August 19, 2000

Source: Patriot-Ledger

On August 19, 2000 the Patriot-Ledger reported, "If you want to learn about a community, visit the place where people worship. But most of us don't do that. We feel like an intrusive outsider and don't understand the religious service unless we're accompanied by a congregation member. So it's a treat to find a new exhibit that introduces us to Buddhists and their temple in Quincy, as well as to five other religious groups in the Boston area. 'Faithful Boston: The Religion of Boston Immigrants' is on view in the changing gallery of the new Dreams of Freedom immigration exhibit, which opened Aug. 1 in downtown Boston. Working with curator Cathie Zusy, each religious group tells its story through a personal statement of faith, artifacts, photographs, and recordings of singing and chants. 'Often people think that their religious group might be on a little higher plane than another religious group,' said Zusy. 'My hope is that this will give visitors an intimate look and make them aware of the richness of religions and the religious wealth in their own neighborhood.'' The Thousand Buddha Temple in Quincy, for example, was started by a nun, the Rev. Sik Kuan Yen, who responded to the yearnings of Chinese immigrants in Quincy and other communities... With funds from local Buddhists, the Rev. Yen bought a house in Wollaston in 1989, and after the congregation outgrew that space, they built the current temple four years ago. Photographs in the exhibit show the colorful gold-and-red arched roof of the temple, Buddhists meditating while they walk around the shrine room, and a wall holding 3,000 small Buddha statues. From the images, the captions and the text, visitors get a sense of the main tenets of the faith and its meaning to its practitioners. Of visual interest are the religious items n Buddhist and Hindu statues on altars, the Christian sacrament, a Jewish torah cover and breast plate, a Muslim prayer shawl, copies of prayer books, and a Sikh sword and shield.
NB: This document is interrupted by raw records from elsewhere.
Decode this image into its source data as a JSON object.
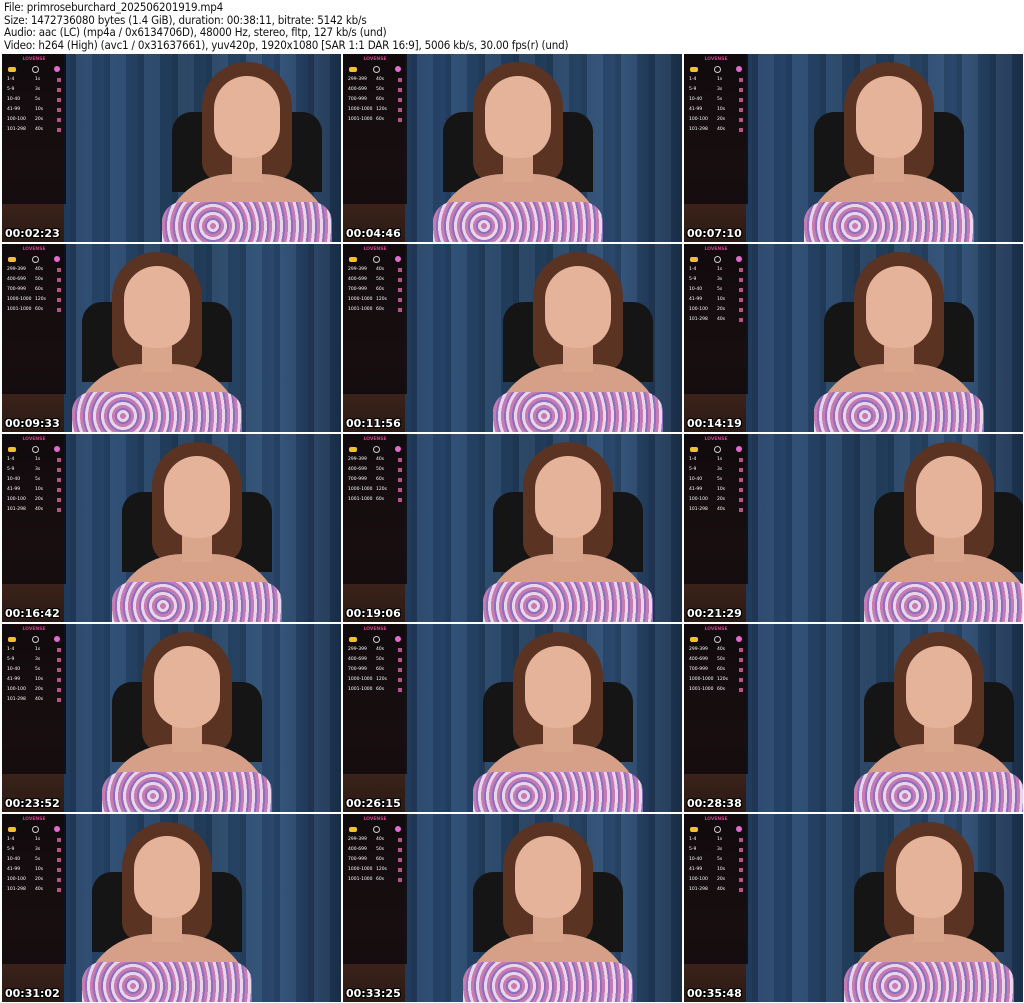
{
  "header": {
    "file": "File: primroseburchard_202506201919.mp4",
    "size": "Size: 1472736080 bytes (1.4 GiB), duration: 00:38:11, bitrate: 5142 kb/s",
    "audio": "Audio: aac (LC) (mp4a / 0x6134706D), 48000 Hz, stereo, fltp, 127 kb/s (und)",
    "video": "Video: h264 (High) (avc1 / 0x31637661), yuv420p, 1920x1080 [SAR 1:1 DAR 16:9], 5006 kb/s, 30.00 fps(r) (und)"
  },
  "overlay": {
    "brand": "LOVENSE",
    "tables": [
      [
        [
          "1-4",
          "1s"
        ],
        [
          "5-9",
          "3s"
        ],
        [
          "10-40",
          "5s"
        ],
        [
          "41-99",
          "10s"
        ],
        [
          "100-100",
          "20s"
        ],
        [
          "101-298",
          "40s"
        ]
      ],
      [
        [
          "299-399",
          "40s"
        ],
        [
          "400-699",
          "50s"
        ],
        [
          "700-999",
          "60s"
        ],
        [
          "1000-1000",
          "120s"
        ],
        [
          "1001-1000",
          "60s"
        ]
      ]
    ]
  },
  "thumbnails": [
    {
      "time": "00:02:23",
      "table": 0
    },
    {
      "time": "00:04:46",
      "table": 1
    },
    {
      "time": "00:07:10",
      "table": 0
    },
    {
      "time": "00:09:33",
      "table": 1
    },
    {
      "time": "00:11:56",
      "table": 1
    },
    {
      "time": "00:14:19",
      "table": 0
    },
    {
      "time": "00:16:42",
      "table": 0
    },
    {
      "time": "00:19:06",
      "table": 1
    },
    {
      "time": "00:21:29",
      "table": 0
    },
    {
      "time": "00:23:52",
      "table": 0
    },
    {
      "time": "00:26:15",
      "table": 1
    },
    {
      "time": "00:28:38",
      "table": 1
    },
    {
      "time": "00:31:02",
      "table": 0
    },
    {
      "time": "00:33:25",
      "table": 1
    },
    {
      "time": "00:35:48",
      "table": 0
    }
  ]
}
The congregations also answer questions they're commonly asked such as why Hindus have a dot on their foreheads, why Muslim women cover up, why Sikhs wear turbans, why there are so many Buddhas, and what are the Christian Trinity or the Jewish High Holy Days."